Accident happened beyond Climpy, near Black Law Wind Farm.
Accident happened beyond Climpy, near Black Law Wind Farm.

A driver has been ordered to carry out unpaid work for careering off the road at a bend near Climpy, then abusing two witnesses, alarming them so much that they locked themselves in a car to await the police’s arrival.

Michael Kemp, 30, now of Kirkfieldbank Road, Kirkfieldbank, has also been disqualified from driving.

“This is quite appalling, your reaction to ladies coming to help you in a situation of your own making, an appalling piece of driving,” sheriff Nikola Stewart told him.

Kemphad earlier admitted careless driving and behaving in a threatening or abusive way towards the women in February 2015, and sentence had been deferred for reports.

The court heard that Kemp, driving a black Lexus, had overtaken one woman driving north on the B715 at Climpy, and she had seen him then take a blind bend on the wrong side of the road.

Following him, she saw him take a second bend, also on the wrong side of the road, but that time, he was confronted with another driver, another woman, coming towards him.

“She noticed the black Lexus come round the corner on the other side of the road,” said depute fiscal Ziad Hassan.

“The end of the vehicle spun out. In her opinion, the driver had lost control.

“She then observed the Lexus spin to her right and come off the road, and she saw a puff of smoke in her rear-view mirror.”

She drove round the bend and flagged down the first witness, warning her of the accident ahead, then both went to where the Lexus was, off the road on an area of marshland.

They checked that Kemp was OK, but one woman dialled 999 as smoke was coming out from the engine of the Lexus, and he began to shout and swear at both of them, calling them troublemakers, and threatening to smash up one of their cars.
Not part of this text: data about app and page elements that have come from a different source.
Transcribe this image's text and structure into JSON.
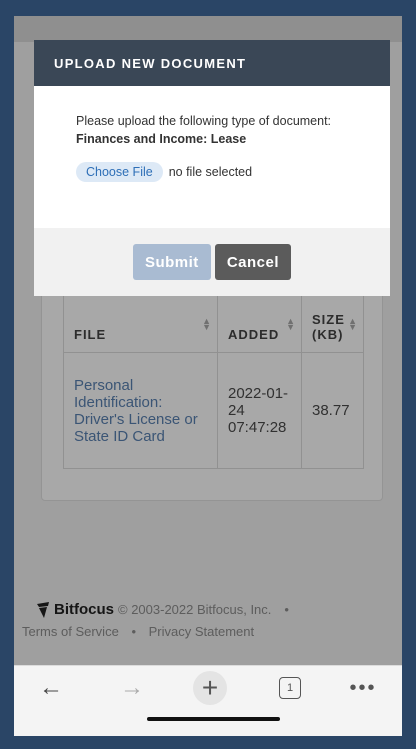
{
  "modal": {
    "title": "UPLOAD NEW DOCUMENT",
    "prompt": "Please upload the following type of document:",
    "document_type": "Finances and Income: Lease",
    "choose_file_label": "Choose File",
    "file_status": "no file selected",
    "submit_label": "Submit",
    "cancel_label": "Cancel"
  },
  "table": {
    "headers": {
      "file": "FILE",
      "added": "ADDED",
      "size_line1": "SIZE",
      "size_line2": "(KB)"
    },
    "rows": [
      {
        "file": "Personal Identification: Driver's License or State ID Card",
        "added": "2022-01-24 07:47:28",
        "size": "38.77"
      }
    ]
  },
  "footer": {
    "brand": "Bitfocus",
    "copyright": "© 2003-2022 Bitfocus, Inc.",
    "dot": "•",
    "terms": "Terms of Service",
    "privacy": "Privacy Statement"
  },
  "toolbar": {
    "back_icon": "back-arrow-icon",
    "forward_icon": "forward-arrow-icon",
    "new_tab_icon": "plus-icon",
    "tab_count": "1",
    "more_icon": "more-dots-icon"
  },
  "colors": {
    "modal_header": "#3a4756",
    "submit_button": "#a9bbd2",
    "cancel_button": "#5b5b5b",
    "link": "#5a82b2"
  }
}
The women then locked themselves into a car while they waited for the police to arrive.

“He seems to have anger management issues,” commented the sheriff.

A solicitor said that Kemp had been for counselling in the past. He had spent time as a child in the care system and had been “in and out of jail”, including spending a considerable part of 2016 in prison.

The solicitor asked the sheriff not to jail Kemp or to disqualify him, but he realised that was a “high target”, he said.

The driving incident pre-dated his most recent prison sentence, for a drugs matter, and since being released in October, he said, Kemp had not reoffended, and a relationship was providing him with some stability.

“Give him the mother and father of all community payback orders,” suggested the solicitor.

Kemp had been at college when the driving incident happened, then had been working as a courier, but he was awaiting the outcome of this case before registering again for such work.

Sheriff Stewart agreed to a “fairly intesive period of rehabilitation rather than a prison sentence”.

She imposed a one-year community payback order, with 180 hours of unpaid work, for the incident with the women, and she banned him from the road for six months and fined him £250, for what was the “very, very top end” of careless driving.

“It was an appalling, extended piece of driving,” she said.